Deputies arrested her after discovering that the "animals were severely dehydrated, severely malnourished and were infested with fleas," the report said. "Some of the canines and felines appear to have mange throughout their body due to lack of care by Brown.
It was determined after removing the animals, three of the canines were found to be in grave condition and required immediate control by the Highlands County Animal Control.
"Due to the severe level of malnutrition, several of the canines were unable to even walk, and their skeletal structure was clearly visible," the report added.
The entire residence, including the garage, had animal feces, the report said. "Due to the amount of fecal matter on the floor within the residence, it was almost impossible to tell what the surface of the floor was."
Some of the animals were locked in crates that weren't large enough for them to stand up or turn around, the report said.
Some of the animals' food and water bowls contained a large amount of animal feces that appeared to be several weeks old, the report said.
"It appeared some animals were consuming their own fecal matter in order to survive, as there was fecal matter on several of the animal's faces."
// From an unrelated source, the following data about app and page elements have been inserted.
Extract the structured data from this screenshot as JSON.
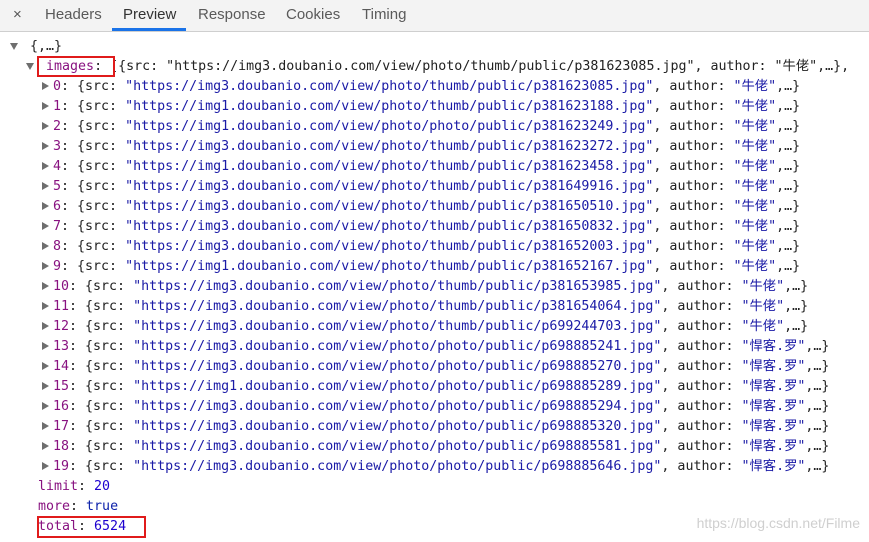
{
  "tabs": {
    "close_glyph": "×",
    "items": [
      {
        "label": "Headers"
      },
      {
        "label": "Preview"
      },
      {
        "label": "Response"
      },
      {
        "label": "Cookies"
      },
      {
        "label": "Timing"
      }
    ],
    "active": "Preview"
  },
  "preview": {
    "root_label": "{,…}",
    "images": {
      "key": "images",
      "summary": "[{src: \"https://img3.doubanio.com/view/photo/thumb/public/p381623085.jpg\", author: \"牛佬\",…},",
      "items": [
        {
          "index": "0",
          "src": "https://img3.doubanio.com/view/photo/thumb/public/p381623085.jpg",
          "author": "牛佬"
        },
        {
          "index": "1",
          "src": "https://img1.doubanio.com/view/photo/thumb/public/p381623188.jpg",
          "author": "牛佬"
        },
        {
          "index": "2",
          "src": "https://img1.doubanio.com/view/photo/photo/public/p381623249.jpg",
          "author": "牛佬"
        },
        {
          "index": "3",
          "src": "https://img3.doubanio.com/view/photo/thumb/public/p381623272.jpg",
          "author": "牛佬"
        },
        {
          "index": "4",
          "src": "https://img1.doubanio.com/view/photo/thumb/public/p381623458.jpg",
          "author": "牛佬"
        },
        {
          "index": "5",
          "src": "https://img3.doubanio.com/view/photo/thumb/public/p381649916.jpg",
          "author": "牛佬"
        },
        {
          "index": "6",
          "src": "https://img3.doubanio.com/view/photo/thumb/public/p381650510.jpg",
          "author": "牛佬"
        },
        {
          "index": "7",
          "src": "https://img3.doubanio.com/view/photo/thumb/public/p381650832.jpg",
          "author": "牛佬"
        },
        {
          "index": "8",
          "src": "https://img3.doubanio.com/view/photo/thumb/public/p381652003.jpg",
          "author": "牛佬"
        },
        {
          "index": "9",
          "src": "https://img1.doubanio.com/view/photo/thumb/public/p381652167.jpg",
          "author": "牛佬"
        },
        {
          "index": "10",
          "src": "https://img3.doubanio.com/view/photo/thumb/public/p381653985.jpg",
          "author": "牛佬"
        },
        {
          "index": "11",
          "src": "https://img3.doubanio.com/view/photo/thumb/public/p381654064.jpg",
          "author": "牛佬"
        },
        {
          "index": "12",
          "src": "https://img3.doubanio.com/view/photo/thumb/public/p699244703.jpg",
          "author": "牛佬"
        },
        {
          "index": "13",
          "src": "https://img3.doubanio.com/view/photo/photo/public/p698885241.jpg",
          "author": "悍客.罗"
        },
        {
          "index": "14",
          "src": "https://img3.doubanio.com/view/photo/photo/public/p698885270.jpg",
          "author": "悍客.罗"
        },
        {
          "index": "15",
          "src": "https://img1.doubanio.com/view/photo/photo/public/p698885289.jpg",
          "author": "悍客.罗"
        },
        {
          "index": "16",
          "src": "https://img3.doubanio.com/view/photo/photo/public/p698885294.jpg",
          "author": "悍客.罗"
        },
        {
          "index": "17",
          "src": "https://img3.doubanio.com/view/photo/photo/public/p698885320.jpg",
          "author": "悍客.罗"
        },
        {
          "index": "18",
          "src": "https://img3.doubanio.com/view/photo/photo/public/p698885581.jpg",
          "author": "悍客.罗"
        },
        {
          "index": "19",
          "src": "https://img3.doubanio.com/view/photo/photo/public/p698885646.jpg",
          "author": "悍客.罗"
        }
      ]
    },
    "limit": {
      "key": "limit",
      "value": "20"
    },
    "more": {
      "key": "more",
      "value": "true"
    },
    "total": {
      "key": "total",
      "value": "6524"
    }
  },
  "watermark": "https://blog.csdn.net/Filme",
  "colors": {
    "key": "#881280",
    "string": "#1a1aa6",
    "highlight_box": "#e01b1b",
    "active_tab_underline": "#1a73e8"
  }
}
"The odor emitting from the animals themselves was so potent that law enforcement on scene had to wear masks and personnel protective equipment in order to complete their assigned tasks," the report added.